● Instructions for the task: Show the lines of the material that contain the word "Mapa".

● Records supplied:
-----
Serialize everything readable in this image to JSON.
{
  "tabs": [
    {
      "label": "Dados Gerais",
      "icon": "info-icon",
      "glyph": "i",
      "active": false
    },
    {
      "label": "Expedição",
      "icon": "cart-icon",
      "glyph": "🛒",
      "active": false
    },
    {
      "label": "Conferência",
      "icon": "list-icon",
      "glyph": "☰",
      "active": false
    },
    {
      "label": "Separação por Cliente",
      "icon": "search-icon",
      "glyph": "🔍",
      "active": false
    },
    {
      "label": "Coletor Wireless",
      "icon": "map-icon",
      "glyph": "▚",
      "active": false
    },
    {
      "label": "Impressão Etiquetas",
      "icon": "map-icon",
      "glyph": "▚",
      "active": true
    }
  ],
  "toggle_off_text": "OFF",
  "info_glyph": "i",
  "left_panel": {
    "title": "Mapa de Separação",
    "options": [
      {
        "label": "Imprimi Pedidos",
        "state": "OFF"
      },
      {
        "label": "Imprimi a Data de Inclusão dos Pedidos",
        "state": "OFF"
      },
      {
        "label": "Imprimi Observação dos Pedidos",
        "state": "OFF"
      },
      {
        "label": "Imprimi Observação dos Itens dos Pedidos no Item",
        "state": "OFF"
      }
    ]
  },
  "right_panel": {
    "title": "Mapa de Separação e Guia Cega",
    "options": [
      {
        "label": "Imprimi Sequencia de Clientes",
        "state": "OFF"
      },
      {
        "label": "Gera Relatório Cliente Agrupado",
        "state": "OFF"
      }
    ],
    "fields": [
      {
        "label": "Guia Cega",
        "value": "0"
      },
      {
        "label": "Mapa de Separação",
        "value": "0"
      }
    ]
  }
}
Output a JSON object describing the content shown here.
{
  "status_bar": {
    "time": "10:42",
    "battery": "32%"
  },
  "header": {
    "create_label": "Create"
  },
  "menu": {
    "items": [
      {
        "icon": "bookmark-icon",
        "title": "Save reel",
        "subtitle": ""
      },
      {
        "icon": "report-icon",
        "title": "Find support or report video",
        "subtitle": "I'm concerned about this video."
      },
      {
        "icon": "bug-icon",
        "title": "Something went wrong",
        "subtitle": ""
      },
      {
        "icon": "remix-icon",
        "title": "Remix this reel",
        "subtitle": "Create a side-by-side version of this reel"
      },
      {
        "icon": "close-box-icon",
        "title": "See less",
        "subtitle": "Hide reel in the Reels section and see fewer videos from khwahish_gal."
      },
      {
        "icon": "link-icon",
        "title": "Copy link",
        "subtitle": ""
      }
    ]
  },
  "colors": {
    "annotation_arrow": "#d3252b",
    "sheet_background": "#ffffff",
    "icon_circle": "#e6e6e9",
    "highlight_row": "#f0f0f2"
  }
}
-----
● Task solution:
    "title": "Mapa de Separação",
    "title": "Mapa de Separação e Guia Cega",
        "label": "Mapa de Separação",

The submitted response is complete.